Some time in the late 90’s, I cut back to half time at work.

My landlord — a successful and nearly-retired lawyer — called me into his office and said, “The only difference between me and you is, you’re content with your life. I’m not.”

I wore his words like a parka wrapped against the Chinook Winds of life.

On February 1, 2005 I posted a daily meditation and dhamma study schedule on the refrigerator door and proclaimed myself a jhana yogi.

The dharma of a yogi was for me — you can have the world, I’m finished with it.

I’ve walked through the Dark Night and emerged on the other side.


* * *

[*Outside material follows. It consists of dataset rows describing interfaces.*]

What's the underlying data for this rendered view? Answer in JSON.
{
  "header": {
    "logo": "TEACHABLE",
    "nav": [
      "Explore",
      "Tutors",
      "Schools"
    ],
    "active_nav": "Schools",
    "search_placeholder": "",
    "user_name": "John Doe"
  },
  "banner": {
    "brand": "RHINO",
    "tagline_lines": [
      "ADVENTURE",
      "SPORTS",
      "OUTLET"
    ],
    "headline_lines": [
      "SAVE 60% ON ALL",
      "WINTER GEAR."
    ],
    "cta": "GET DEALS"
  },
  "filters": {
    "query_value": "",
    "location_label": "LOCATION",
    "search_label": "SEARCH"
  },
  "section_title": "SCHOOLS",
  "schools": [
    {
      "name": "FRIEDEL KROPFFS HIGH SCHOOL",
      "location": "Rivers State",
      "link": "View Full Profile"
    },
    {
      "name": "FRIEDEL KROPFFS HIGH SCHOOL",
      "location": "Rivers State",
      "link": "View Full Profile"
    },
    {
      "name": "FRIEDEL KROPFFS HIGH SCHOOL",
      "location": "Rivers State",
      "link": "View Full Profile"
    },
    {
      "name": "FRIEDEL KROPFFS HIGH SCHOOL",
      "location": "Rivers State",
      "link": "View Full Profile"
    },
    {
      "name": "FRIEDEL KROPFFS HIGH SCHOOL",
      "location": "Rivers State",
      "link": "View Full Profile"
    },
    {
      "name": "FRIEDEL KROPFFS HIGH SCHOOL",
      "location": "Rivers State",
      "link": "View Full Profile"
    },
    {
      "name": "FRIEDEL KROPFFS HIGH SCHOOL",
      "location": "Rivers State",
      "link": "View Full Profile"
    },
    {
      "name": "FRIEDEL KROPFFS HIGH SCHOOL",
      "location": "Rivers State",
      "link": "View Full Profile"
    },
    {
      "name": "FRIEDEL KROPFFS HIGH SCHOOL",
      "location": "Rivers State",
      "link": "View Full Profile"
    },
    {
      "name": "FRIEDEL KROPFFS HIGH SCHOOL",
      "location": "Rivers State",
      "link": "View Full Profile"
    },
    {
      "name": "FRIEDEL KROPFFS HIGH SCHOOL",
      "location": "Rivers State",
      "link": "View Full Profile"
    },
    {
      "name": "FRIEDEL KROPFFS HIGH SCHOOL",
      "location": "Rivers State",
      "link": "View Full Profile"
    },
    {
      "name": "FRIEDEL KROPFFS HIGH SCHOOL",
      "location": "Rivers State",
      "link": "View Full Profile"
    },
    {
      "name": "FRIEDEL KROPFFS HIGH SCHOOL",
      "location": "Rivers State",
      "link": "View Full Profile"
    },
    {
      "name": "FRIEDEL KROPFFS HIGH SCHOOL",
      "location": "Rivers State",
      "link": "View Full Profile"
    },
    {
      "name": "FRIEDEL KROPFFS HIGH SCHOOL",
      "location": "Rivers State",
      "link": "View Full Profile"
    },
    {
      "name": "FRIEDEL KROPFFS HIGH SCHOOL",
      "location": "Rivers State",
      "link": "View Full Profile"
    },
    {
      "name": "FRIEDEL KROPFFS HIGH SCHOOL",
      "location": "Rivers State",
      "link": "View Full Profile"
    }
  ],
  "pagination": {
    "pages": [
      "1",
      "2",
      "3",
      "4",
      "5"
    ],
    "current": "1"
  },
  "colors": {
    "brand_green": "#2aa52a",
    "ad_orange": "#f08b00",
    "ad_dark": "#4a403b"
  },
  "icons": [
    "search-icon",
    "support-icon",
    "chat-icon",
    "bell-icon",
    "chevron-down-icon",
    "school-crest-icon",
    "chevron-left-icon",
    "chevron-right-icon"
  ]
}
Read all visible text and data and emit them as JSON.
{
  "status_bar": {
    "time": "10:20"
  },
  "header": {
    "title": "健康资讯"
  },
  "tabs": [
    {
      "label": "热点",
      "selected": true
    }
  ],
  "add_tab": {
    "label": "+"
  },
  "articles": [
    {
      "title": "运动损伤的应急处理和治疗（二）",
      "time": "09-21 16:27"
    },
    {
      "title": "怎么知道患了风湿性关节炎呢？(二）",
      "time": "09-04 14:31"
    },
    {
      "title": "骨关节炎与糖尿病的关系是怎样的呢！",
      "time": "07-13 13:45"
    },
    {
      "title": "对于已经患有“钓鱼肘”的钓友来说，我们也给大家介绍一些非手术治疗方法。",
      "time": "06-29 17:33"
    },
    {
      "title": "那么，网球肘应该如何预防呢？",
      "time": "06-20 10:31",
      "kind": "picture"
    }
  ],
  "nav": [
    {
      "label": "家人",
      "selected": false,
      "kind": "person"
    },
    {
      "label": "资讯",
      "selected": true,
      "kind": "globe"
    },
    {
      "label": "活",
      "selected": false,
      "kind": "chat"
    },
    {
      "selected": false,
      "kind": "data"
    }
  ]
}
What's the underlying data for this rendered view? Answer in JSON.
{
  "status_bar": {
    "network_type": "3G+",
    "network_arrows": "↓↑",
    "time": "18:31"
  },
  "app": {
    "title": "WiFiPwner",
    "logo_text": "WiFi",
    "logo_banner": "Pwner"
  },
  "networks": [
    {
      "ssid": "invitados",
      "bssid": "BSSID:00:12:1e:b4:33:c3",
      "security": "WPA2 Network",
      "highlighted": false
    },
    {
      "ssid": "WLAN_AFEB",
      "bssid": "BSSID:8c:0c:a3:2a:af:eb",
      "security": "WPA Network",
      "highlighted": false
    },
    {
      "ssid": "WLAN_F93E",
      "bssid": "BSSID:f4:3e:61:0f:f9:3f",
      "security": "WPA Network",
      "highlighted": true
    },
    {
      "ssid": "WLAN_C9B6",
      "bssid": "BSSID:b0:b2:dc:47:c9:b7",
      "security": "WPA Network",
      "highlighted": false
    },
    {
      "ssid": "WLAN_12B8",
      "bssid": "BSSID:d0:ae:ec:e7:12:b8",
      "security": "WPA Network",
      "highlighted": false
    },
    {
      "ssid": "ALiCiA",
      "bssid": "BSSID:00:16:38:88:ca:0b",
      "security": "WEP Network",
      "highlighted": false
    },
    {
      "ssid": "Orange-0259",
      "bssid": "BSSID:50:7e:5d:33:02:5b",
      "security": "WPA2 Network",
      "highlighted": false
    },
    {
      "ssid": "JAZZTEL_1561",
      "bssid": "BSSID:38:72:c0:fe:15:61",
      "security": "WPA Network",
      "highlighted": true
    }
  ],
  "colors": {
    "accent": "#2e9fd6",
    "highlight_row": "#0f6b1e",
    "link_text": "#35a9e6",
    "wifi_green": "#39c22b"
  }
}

Well… okay, I may have been finished with the world… but the world was definitely not finished with me….

There was no resurrection of ambition.

I did not spit on the ground, shave my face and climb onto the corporate ladder.

I kept up my meditation practice.

I wrote.

I mentored.

I retreated.

I did “yogi” things every day, like a good Cub Scout striving to evolve into a Webalo.

As relinquishment settled in, however, and the future blotted out, an unaccounted series of afflictions, setbacks and difficulties crept into the cave of my life.

My mother died after a long period of suffering — cancer, radiation, chemo… rinse, repeat….

I turned 40.

“Being a writer” fell away.

I turned 45.

I quit the half-time job.

I lacked enthusiasm for “vocation.”

“There IS something wrong with me,” I thought.

“I suck.”

Finally, “I hate myself and the world would be better off without me.”

* * *

The world, in keeping this body/mind organism alive and kicking, insists that I “get it”:

To the extent that I judge and condemn myself, I will draw the exact mirror of judgment and condemnation back to me — so I need to look closely at my projections of guilt, rage and helplessness.

To the extent that I recognize what’s “out there” as just another “me,” and I regard what’s “out there” as worthy of absolute, unconditional love and forgiveness — to this extent, I can wake up from this strange and confusing dream.

Which brings us to the purpose of this message.

Come to find out, the work only begins at “tune in, drop out, turn on”.

There may be a honeymoon period, but sooner or later we’ll be confronted by our scary monsters.

We’re going to be tested.

We’re going to fail.

When we pick ourselves up from off the ground, we will quickly come up against the same, though slightly-altered test.

We’re going to fail even more miserably than before.

We’re going to bang our heads against interminable tests, usually without knowing they’re a test — we’ll be too busy screaming and tearing at our flesh.

The test will become the teacher.

* * *

For me, a point arrived at which I realized that I can’t do this alone.

I can’t get out of this hole.

I’m drowning in torpor.

* * *

It was there, in the torpor, that I finally knew I’d reached 51 % love — more than half — just enough to get unstuck.

At about 57%, I started to jog instead of walk.

At 62% I wrote a blog essay.

At 69% I created a mind map and wrote some letters.

At 72%, I’m getting that the only “control” I have is in choosing to love — and to make subsequent choices with this love in mind, as much as I can.

This is a Big Relief.


Because if all I have to do is remember how much I love and appreciate you, I can drop the rest of it and know that I’ll be more than compensated for performing this one simple task.

* * *

These days, I’m grokking that no one gets out of here alive, so we may as well go down now into Sheol to face the scary Unknown in as conscious and determined a way as possible.

Make it a swan dive from the Acapulco Cliffs.

The more we kick and scream, the harder we fall.

There’s no rushing it, but there’s also no holding it back.

As my Disc Golf teacher John tells me, “Stop trying so hard.”

Which is to say, keep it simple, get yourself out of the way.

Let something beautiful happen.